*What to produce:* Please write out the data exactly, line by line.

Records from a collection:
________

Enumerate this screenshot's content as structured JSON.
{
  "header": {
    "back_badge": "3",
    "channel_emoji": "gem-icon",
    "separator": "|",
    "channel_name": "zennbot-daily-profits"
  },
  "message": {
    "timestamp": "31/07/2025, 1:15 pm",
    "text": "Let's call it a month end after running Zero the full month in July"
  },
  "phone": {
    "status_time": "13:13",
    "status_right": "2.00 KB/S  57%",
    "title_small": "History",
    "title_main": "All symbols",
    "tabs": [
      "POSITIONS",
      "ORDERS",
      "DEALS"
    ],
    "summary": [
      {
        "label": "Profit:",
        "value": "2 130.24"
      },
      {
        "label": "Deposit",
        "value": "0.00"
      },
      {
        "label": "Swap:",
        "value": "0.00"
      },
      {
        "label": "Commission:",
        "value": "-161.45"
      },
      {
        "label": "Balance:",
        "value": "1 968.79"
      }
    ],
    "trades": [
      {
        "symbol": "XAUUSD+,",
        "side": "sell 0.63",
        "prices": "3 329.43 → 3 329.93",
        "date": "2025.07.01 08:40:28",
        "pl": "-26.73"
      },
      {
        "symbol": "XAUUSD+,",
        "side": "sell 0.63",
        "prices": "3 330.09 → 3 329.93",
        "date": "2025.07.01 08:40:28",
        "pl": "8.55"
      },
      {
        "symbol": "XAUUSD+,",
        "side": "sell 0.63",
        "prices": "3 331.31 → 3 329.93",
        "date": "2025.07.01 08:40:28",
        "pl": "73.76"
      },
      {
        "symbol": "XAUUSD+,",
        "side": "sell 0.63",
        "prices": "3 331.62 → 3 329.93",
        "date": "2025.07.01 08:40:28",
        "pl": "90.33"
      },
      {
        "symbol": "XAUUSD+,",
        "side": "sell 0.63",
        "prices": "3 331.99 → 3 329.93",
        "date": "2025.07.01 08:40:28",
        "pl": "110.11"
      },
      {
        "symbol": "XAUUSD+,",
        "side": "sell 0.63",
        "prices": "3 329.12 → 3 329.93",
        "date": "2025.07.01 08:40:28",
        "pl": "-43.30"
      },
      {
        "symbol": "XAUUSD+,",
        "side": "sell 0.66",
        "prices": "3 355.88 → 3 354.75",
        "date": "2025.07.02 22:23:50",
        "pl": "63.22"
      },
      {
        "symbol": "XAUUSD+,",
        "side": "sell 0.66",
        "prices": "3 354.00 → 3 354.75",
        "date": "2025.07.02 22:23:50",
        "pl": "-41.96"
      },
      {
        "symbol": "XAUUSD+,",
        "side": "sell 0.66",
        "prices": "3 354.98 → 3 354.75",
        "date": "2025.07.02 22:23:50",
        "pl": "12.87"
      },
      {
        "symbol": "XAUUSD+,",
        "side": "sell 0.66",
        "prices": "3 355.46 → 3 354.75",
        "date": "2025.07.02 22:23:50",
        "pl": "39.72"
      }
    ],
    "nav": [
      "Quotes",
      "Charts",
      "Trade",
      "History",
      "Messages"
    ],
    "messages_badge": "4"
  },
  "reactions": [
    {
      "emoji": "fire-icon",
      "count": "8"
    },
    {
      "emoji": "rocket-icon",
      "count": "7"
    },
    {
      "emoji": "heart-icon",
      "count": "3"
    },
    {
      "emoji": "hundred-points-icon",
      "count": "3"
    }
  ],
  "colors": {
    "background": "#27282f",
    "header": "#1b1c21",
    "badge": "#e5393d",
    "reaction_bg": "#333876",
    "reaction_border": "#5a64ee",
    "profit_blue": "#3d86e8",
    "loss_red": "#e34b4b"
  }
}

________

*Solution to this problem:*
Enumerate this screenshot's content as structured JSON.
{
  "header": {
    "back_badge": "3",
    "channel_emoji": "gem-icon",
    "separator": "|",
    "channel_name": "zennbot-daily-profits"
  },
  "message": {
    "timestamp": "31/07/2025, 1:15 pm",
    "text": "Let's call it a month end after running Zero the full month in July"
  },
  "phone": {
    "status_time": "13:13",
    "status_right": "2.00 KB/S  57%",
    "title_small": "History",
    "title_main": "All symbols",
    "tabs": [
      "POSITIONS",
      "ORDERS",
      "DEALS"
    ],
    "summary": [
      {
        "label": "Profit:",
        "value": "2 130.24"
      },
      {
        "label": "Deposit",
        "value": "0.00"
      },
      {
        "label": "Swap:",
        "value": "0.00"
      },
      {
        "label": "Commission:",
        "value": "-161.45"
      },
      {
        "label": "Balance:",
        "value": "1 968.79"
      }
    ],
    "trades": [
      {
        "symbol": "XAUUSD+,",
        "side": "sell 0.63",
        "prices": "3 329.43 → 3 329.93",
        "date": "2025.07.01 08:40:28",
        "pl": "-26.73"
      },
      {
        "symbol": "XAUUSD+,",
        "side": "sell 0.63",
        "prices": "3 330.09 → 3 329.93",
        "date": "2025.07.01 08:40:28",
        "pl": "8.55"
      },
      {
        "symbol": "XAUUSD+,",
        "side": "sell 0.63",
        "prices": "3 331.31 → 3 329.93",
        "date": "2025.07.01 08:40:28",
        "pl": "73.76"
      },
      {
        "symbol": "XAUUSD+,",
        "side": "sell 0.63",
        "prices": "3 331.62 → 3 329.93",
        "date": "2025.07.01 08:40:28",
        "pl": "90.33"
      },
      {
        "symbol": "XAUUSD+,",
        "side": "sell 0.63",
        "prices": "3 331.99 → 3 329.93",
        "date": "2025.07.01 08:40:28",
        "pl": "110.11"
      },
      {
        "symbol": "XAUUSD+,",
        "side": "sell 0.63",
        "prices": "3 329.12 → 3 329.93",
        "date": "2025.07.01 08:40:28",
        "pl": "-43.30"
      },
      {
        "symbol": "XAUUSD+,",
        "side": "sell 0.66",
        "prices": "3 355.88 → 3 354.75",
        "date": "2025.07.02 22:23:50",
        "pl": "63.22"
      },
      {
        "symbol": "XAUUSD+,",
        "side": "sell 0.66",
        "prices": "3 354.00 → 3 354.75",
        "date": "2025.07.02 22:23:50",
        "pl": "-41.96"
      },
      {
        "symbol": "XAUUSD+,",
        "side": "sell 0.66",
        "prices": "3 354.98 → 3 354.75",
        "date": "2025.07.02 22:23:50",
        "pl": "12.87"
      },
      {
        "symbol": "XAUUSD+,",
        "side": "sell 0.66",
        "prices": "3 355.46 → 3 354.75",
        "date": "2025.07.02 22:23:50",
        "pl": "39.72"
      }
    ],
    "nav": [
      "Quotes",
      "Charts",
      "Trade",
      "History",
      "Messages"
    ],
    "messages_badge": "4"
  },
  "reactions": [
    {
      "emoji": "fire-icon",
      "count": "8"
    },
    {
      "emoji": "rocket-icon",
      "count": "7"
    },
    {
      "emoji": "heart-icon",
      "count": "3"
    },
    {
      "emoji": "hundred-points-icon",
      "count": "3"
    }
  ],
  "colors": {
    "background": "#27282f",
    "header": "#1b1c21",
    "badge": "#e5393d",
    "reaction_bg": "#333876",
    "reaction_border": "#5a64ee",
    "profit_blue": "#3d86e8",
    "loss_red": "#e34b4b"
  }
}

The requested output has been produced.